> _Try it_
Copy out every record exactly.

Stored dataset items
>>>

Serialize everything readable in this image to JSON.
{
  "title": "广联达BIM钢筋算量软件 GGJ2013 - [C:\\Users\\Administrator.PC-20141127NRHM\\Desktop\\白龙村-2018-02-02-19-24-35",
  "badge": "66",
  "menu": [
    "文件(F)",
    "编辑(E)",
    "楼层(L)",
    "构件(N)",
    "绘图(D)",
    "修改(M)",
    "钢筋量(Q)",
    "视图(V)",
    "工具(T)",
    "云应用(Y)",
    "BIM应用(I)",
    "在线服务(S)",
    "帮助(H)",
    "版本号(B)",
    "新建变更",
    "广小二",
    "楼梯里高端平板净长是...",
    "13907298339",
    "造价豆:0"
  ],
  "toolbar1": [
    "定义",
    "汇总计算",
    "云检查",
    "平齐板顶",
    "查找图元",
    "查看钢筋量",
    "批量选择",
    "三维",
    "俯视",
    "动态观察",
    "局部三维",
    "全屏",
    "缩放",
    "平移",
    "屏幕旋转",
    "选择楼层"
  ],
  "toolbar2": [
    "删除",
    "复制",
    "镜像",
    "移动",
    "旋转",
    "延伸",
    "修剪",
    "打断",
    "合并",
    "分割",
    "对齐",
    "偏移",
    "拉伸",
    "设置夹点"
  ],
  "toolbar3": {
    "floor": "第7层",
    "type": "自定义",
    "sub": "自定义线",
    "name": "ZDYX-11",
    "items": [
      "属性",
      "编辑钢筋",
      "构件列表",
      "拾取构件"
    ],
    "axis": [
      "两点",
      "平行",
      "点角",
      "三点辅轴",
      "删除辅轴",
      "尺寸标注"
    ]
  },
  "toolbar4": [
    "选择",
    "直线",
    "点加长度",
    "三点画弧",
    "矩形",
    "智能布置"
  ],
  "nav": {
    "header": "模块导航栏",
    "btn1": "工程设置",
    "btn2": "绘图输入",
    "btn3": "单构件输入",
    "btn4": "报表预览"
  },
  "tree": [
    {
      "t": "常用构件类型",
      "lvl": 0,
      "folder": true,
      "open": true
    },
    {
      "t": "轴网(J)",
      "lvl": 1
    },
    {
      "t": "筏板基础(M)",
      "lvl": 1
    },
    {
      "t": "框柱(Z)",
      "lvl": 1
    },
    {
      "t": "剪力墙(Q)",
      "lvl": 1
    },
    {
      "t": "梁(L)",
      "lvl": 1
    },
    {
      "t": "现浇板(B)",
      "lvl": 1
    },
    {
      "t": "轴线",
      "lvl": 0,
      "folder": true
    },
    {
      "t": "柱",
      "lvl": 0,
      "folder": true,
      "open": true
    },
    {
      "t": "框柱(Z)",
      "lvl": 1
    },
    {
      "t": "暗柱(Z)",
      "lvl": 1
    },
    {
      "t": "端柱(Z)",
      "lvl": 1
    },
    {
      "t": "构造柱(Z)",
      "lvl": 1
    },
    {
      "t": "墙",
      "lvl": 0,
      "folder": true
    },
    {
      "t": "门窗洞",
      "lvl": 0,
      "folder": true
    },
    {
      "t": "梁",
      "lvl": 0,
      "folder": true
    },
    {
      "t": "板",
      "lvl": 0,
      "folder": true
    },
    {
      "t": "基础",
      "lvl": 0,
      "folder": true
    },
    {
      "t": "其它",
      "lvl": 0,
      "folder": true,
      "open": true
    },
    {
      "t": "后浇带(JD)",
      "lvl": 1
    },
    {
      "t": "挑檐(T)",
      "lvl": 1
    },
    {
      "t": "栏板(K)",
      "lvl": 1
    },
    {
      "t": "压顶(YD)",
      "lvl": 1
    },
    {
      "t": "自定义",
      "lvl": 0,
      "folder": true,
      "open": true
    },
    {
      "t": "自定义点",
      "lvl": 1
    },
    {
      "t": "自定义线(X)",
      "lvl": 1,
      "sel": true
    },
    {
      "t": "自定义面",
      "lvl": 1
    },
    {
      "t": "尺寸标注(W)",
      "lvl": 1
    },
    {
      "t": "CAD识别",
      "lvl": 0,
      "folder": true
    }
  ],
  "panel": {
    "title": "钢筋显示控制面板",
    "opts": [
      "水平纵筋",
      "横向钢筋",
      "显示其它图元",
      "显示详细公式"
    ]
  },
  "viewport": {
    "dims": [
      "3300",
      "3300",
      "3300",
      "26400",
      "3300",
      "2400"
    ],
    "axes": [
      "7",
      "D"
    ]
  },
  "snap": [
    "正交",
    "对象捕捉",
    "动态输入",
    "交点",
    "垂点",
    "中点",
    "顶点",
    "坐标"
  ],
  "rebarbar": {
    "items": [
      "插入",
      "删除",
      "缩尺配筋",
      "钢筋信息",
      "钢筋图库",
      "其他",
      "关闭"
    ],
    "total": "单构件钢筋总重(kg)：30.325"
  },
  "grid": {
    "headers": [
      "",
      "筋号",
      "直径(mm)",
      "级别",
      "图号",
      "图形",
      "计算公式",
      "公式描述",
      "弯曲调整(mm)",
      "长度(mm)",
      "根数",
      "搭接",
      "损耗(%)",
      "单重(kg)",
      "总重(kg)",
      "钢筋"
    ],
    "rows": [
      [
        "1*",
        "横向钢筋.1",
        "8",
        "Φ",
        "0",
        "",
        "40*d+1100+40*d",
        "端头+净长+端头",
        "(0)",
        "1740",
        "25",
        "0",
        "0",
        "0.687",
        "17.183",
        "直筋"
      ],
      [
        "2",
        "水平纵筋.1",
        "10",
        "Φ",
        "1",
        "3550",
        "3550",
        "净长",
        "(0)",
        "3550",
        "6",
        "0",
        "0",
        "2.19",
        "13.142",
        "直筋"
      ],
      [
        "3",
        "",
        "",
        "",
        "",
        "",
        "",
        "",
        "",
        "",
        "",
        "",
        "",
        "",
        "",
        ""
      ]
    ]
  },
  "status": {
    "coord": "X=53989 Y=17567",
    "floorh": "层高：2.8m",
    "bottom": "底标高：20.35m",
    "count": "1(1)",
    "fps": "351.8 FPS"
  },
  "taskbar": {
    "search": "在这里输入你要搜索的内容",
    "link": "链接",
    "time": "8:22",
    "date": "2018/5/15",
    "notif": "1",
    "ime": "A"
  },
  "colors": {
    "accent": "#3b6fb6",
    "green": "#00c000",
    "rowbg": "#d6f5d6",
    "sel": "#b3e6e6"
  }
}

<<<

> _Result for this task_
Serialize everything readable in this image to JSON.
{
  "title": "广联达BIM钢筋算量软件 GGJ2013 - [C:\\Users\\Administrator.PC-20141127NRHM\\Desktop\\白龙村-2018-02-02-19-24-35",
  "badge": "66",
  "menu": [
    "文件(F)",
    "编辑(E)",
    "楼层(L)",
    "构件(N)",
    "绘图(D)",
    "修改(M)",
    "钢筋量(Q)",
    "视图(V)",
    "工具(T)",
    "云应用(Y)",
    "BIM应用(I)",
    "在线服务(S)",
    "帮助(H)",
    "版本号(B)",
    "新建变更",
    "广小二",
    "楼梯里高端平板净长是...",
    "13907298339",
    "造价豆:0"
  ],
  "toolbar1": [
    "定义",
    "汇总计算",
    "云检查",
    "平齐板顶",
    "查找图元",
    "查看钢筋量",
    "批量选择",
    "三维",
    "俯视",
    "动态观察",
    "局部三维",
    "全屏",
    "缩放",
    "平移",
    "屏幕旋转",
    "选择楼层"
  ],
  "toolbar2": [
    "删除",
    "复制",
    "镜像",
    "移动",
    "旋转",
    "延伸",
    "修剪",
    "打断",
    "合并",
    "分割",
    "对齐",
    "偏移",
    "拉伸",
    "设置夹点"
  ],
  "toolbar3": {
    "floor": "第7层",
    "type": "自定义",
    "sub": "自定义线",
    "name": "ZDYX-11",
    "items": [
      "属性",
      "编辑钢筋",
      "构件列表",
      "拾取构件"
    ],
    "axis": [
      "两点",
      "平行",
      "点角",
      "三点辅轴",
      "删除辅轴",
      "尺寸标注"
    ]
  },
  "toolbar4": [
    "选择",
    "直线",
    "点加长度",
    "三点画弧",
    "矩形",
    "智能布置"
  ],
  "nav": {
    "header": "模块导航栏",
    "btn1": "工程设置",
    "btn2": "绘图输入",
    "btn3": "单构件输入",
    "btn4": "报表预览"
  },
  "tree": [
    {
      "t": "常用构件类型",
      "lvl": 0,
      "folder": true,
      "open": true
    },
    {
      "t": "轴网(J)",
      "lvl": 1
    },
    {
      "t": "筏板基础(M)",
      "lvl": 1
    },
    {
      "t": "框柱(Z)",
      "lvl": 1
    },
    {
      "t": "剪力墙(Q)",
      "lvl": 1
    },
    {
      "t": "梁(L)",
      "lvl": 1
    },
    {
      "t": "现浇板(B)",
      "lvl": 1
    },
    {
      "t": "轴线",
      "lvl": 0,
      "folder": true
    },
    {
      "t": "柱",
      "lvl": 0,
      "folder": true,
      "open": true
    },
    {
      "t": "框柱(Z)",
      "lvl": 1
    },
    {
      "t": "暗柱(Z)",
      "lvl": 1
    },
    {
      "t": "端柱(Z)",
      "lvl": 1
    },
    {
      "t": "构造柱(Z)",
      "lvl": 1
    },
    {
      "t": "墙",
      "lvl": 0,
      "folder": true
    },
    {
      "t": "门窗洞",
      "lvl": 0,
      "folder": true
    },
    {
      "t": "梁",
      "lvl": 0,
      "folder": true
    },
    {
      "t": "板",
      "lvl": 0,
      "folder": true
    },
    {
      "t": "基础",
      "lvl": 0,
      "folder": true
    },
    {
      "t": "其它",
      "lvl": 0,
      "folder": true,
      "open": true
    },
    {
      "t": "后浇带(JD)",
      "lvl": 1
    },
    {
      "t": "挑檐(T)",
      "lvl": 1
    },
    {
      "t": "栏板(K)",
      "lvl": 1
    },
    {
      "t": "压顶(YD)",
      "lvl": 1
    },
    {
      "t": "自定义",
      "lvl": 0,
      "folder": true,
      "open": true
    },
    {
      "t": "自定义点",
      "lvl": 1
    },
    {
      "t": "自定义线(X)",
      "lvl": 1,
      "sel": true
    },
    {
      "t": "自定义面",
      "lvl": 1
    },
    {
      "t": "尺寸标注(W)",
      "lvl": 1
    },
    {
      "t": "CAD识别",
      "lvl": 0,
      "folder": true
    }
  ],
  "panel": {
    "title": "钢筋显示控制面板",
    "opts": [
      "水平纵筋",
      "横向钢筋",
      "显示其它图元",
      "显示详细公式"
    ]
  },
  "viewport": {
    "dims": [
      "3300",
      "3300",
      "3300",
      "26400",
      "3300",
      "2400"
    ],
    "axes": [
      "7",
      "D"
    ]
  },
  "snap": [
    "正交",
    "对象捕捉",
    "动态输入",
    "交点",
    "垂点",
    "中点",
    "顶点",
    "坐标"
  ],
  "rebarbar": {
    "items": [
      "插入",
      "删除",
      "缩尺配筋",
      "钢筋信息",
      "钢筋图库",
      "其他",
      "关闭"
    ],
    "total": "单构件钢筋总重(kg)：30.325"
  },
  "grid": {
    "headers": [
      "",
      "筋号",
      "直径(mm)",
      "级别",
      "图号",
      "图形",
      "计算公式",
      "公式描述",
      "弯曲调整(mm)",
      "长度(mm)",
      "根数",
      "搭接",
      "损耗(%)",
      "单重(kg)",
      "总重(kg)",
      "钢筋"
    ],
    "rows": [
      [
        "1*",
        "横向钢筋.1",
        "8",
        "Φ",
        "0",
        "",
        "40*d+1100+40*d",
        "端头+净长+端头",
        "(0)",
        "1740",
        "25",
        "0",
        "0",
        "0.687",
        "17.183",
        "直筋"
      ],
      [
        "2",
        "水平纵筋.1",
        "10",
        "Φ",
        "1",
        "3550",
        "3550",
        "净长",
        "(0)",
        "3550",
        "6",
        "0",
        "0",
        "2.19",
        "13.142",
        "直筋"
      ],
      [
        "3",
        "",
        "",
        "",
        "",
        "",
        "",
        "",
        "",
        "",
        "",
        "",
        "",
        "",
        "",
        ""
      ]
    ]
  },
  "status": {
    "coord": "X=53989 Y=17567",
    "floorh": "层高：2.8m",
    "bottom": "底标高：20.35m",
    "count": "1(1)",
    "fps": "351.8 FPS"
  },
  "taskbar": {
    "search": "在这里输入你要搜索的内容",
    "link": "链接",
    "time": "8:22",
    "date": "2018/5/15",
    "notif": "1",
    "ime": "A"
  },
  "colors": {
    "accent": "#3b6fb6",
    "green": "#00c000",
    "rowbg": "#d6f5d6",
    "sel": "#b3e6e6"
  }
}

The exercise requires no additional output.